Problem to work on: Line filter on the word "image": copy each matching line from the entries.

Extracted entries:
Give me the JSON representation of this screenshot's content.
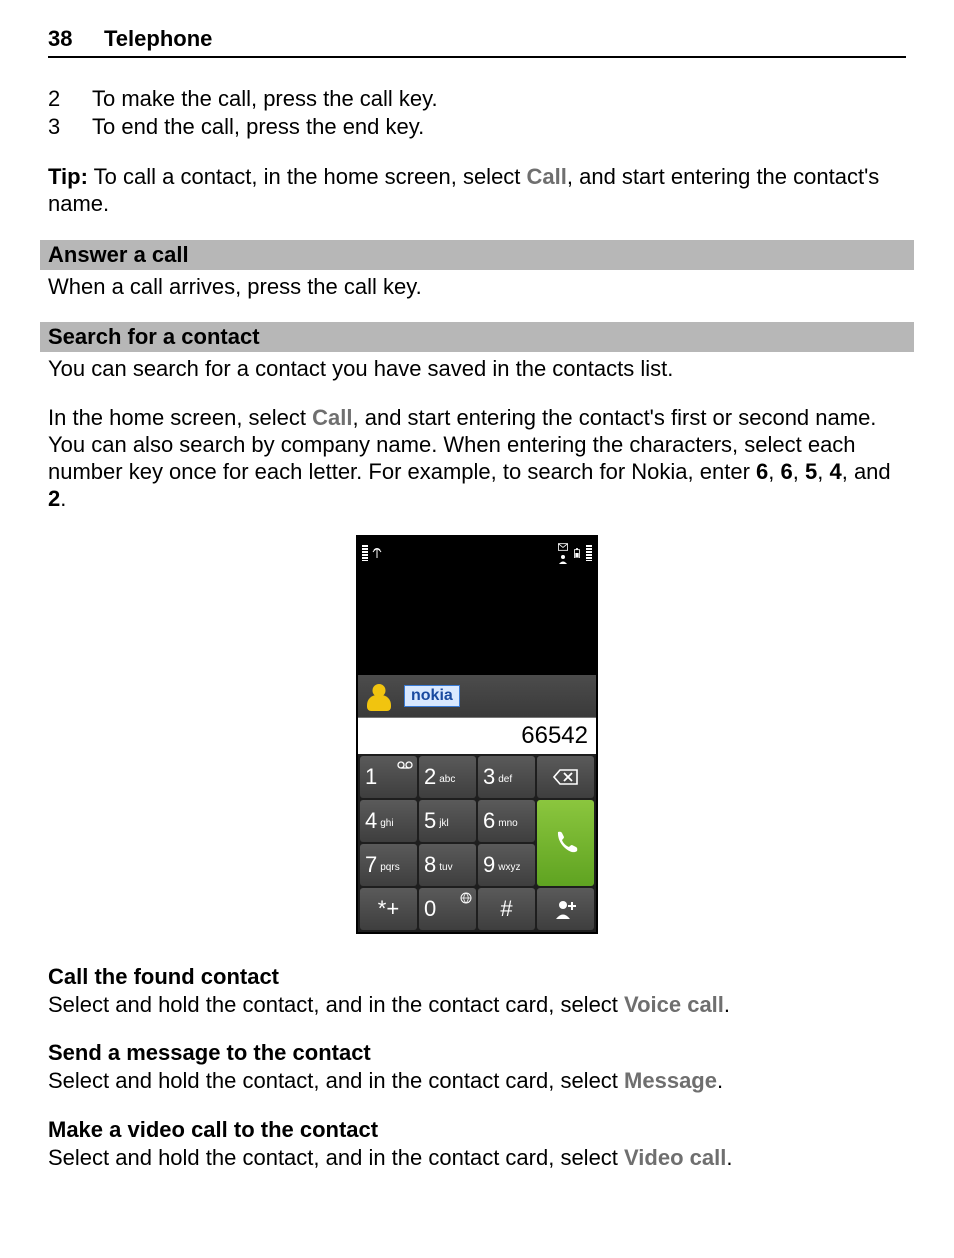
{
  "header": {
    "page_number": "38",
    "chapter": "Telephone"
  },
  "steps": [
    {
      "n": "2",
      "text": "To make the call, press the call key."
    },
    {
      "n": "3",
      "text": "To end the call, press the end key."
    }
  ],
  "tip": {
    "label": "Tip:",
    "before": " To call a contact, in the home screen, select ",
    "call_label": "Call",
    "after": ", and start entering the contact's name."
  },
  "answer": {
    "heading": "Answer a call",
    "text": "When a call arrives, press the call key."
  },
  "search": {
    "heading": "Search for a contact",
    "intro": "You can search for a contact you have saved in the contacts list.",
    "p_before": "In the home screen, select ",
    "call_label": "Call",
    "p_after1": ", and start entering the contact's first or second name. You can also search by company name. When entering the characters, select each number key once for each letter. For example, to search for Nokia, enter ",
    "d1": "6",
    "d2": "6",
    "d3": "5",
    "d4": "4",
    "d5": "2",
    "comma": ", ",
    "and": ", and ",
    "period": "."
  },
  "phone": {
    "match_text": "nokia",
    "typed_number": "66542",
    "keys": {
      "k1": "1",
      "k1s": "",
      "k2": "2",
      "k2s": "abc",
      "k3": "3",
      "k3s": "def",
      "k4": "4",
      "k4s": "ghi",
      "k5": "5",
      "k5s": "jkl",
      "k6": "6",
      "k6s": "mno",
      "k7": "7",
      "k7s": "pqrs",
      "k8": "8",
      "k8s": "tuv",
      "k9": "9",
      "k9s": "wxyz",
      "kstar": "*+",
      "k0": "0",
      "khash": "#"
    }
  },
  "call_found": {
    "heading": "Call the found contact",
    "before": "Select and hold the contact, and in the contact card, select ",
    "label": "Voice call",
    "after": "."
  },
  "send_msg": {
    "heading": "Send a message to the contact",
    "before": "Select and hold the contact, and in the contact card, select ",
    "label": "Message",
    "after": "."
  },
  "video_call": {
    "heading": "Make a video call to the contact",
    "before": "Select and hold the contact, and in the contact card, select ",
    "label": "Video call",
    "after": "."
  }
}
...
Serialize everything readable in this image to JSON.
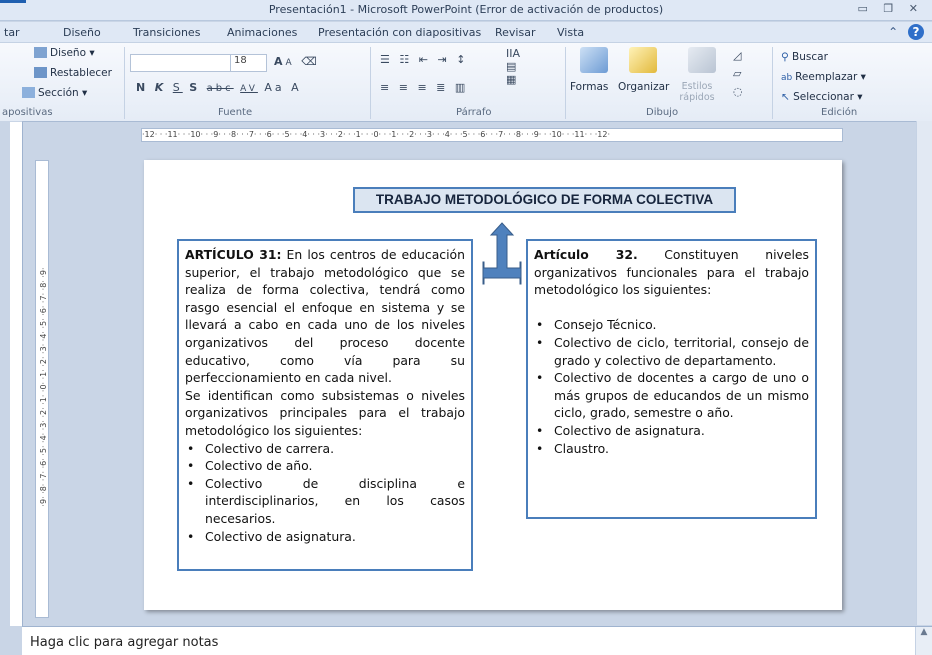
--
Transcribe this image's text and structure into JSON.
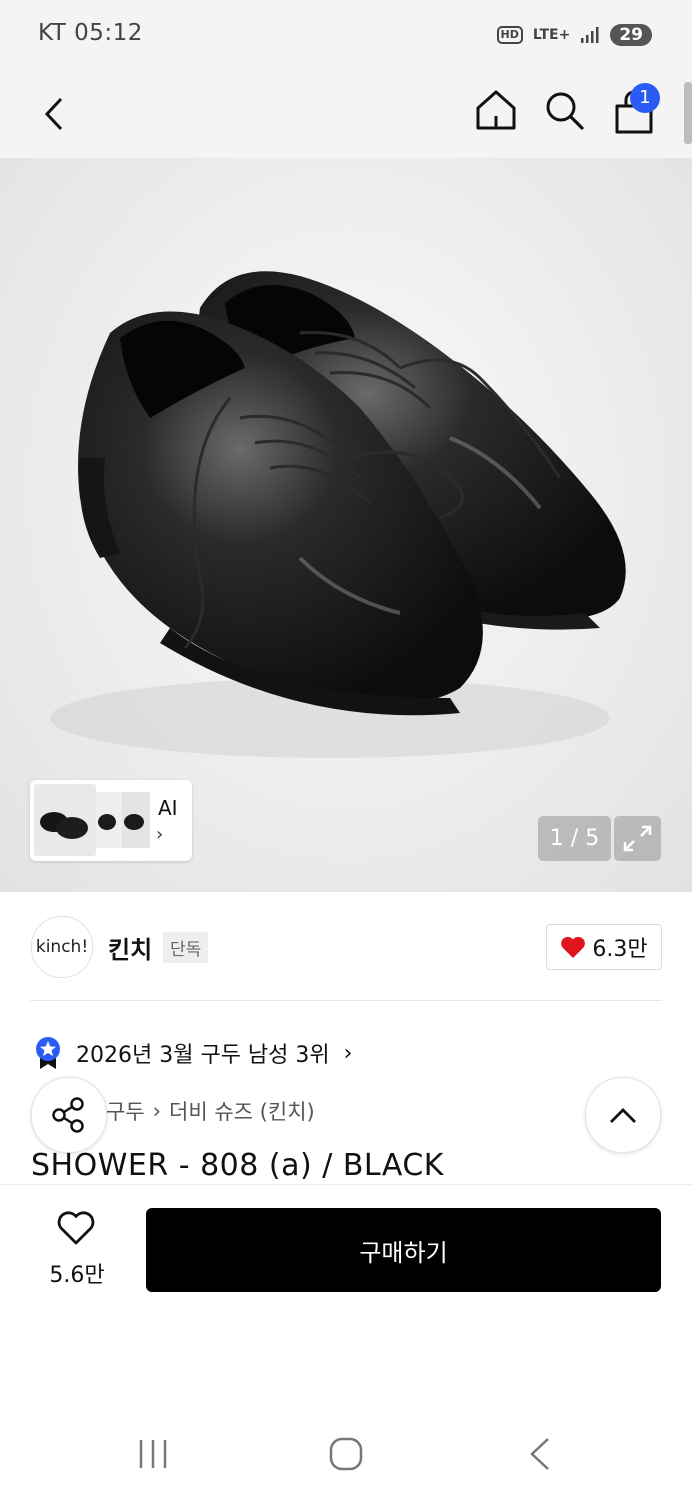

Answer area:
Serialize everything readable in this image to JSON.
Transcribe this image's text and structure into JSON.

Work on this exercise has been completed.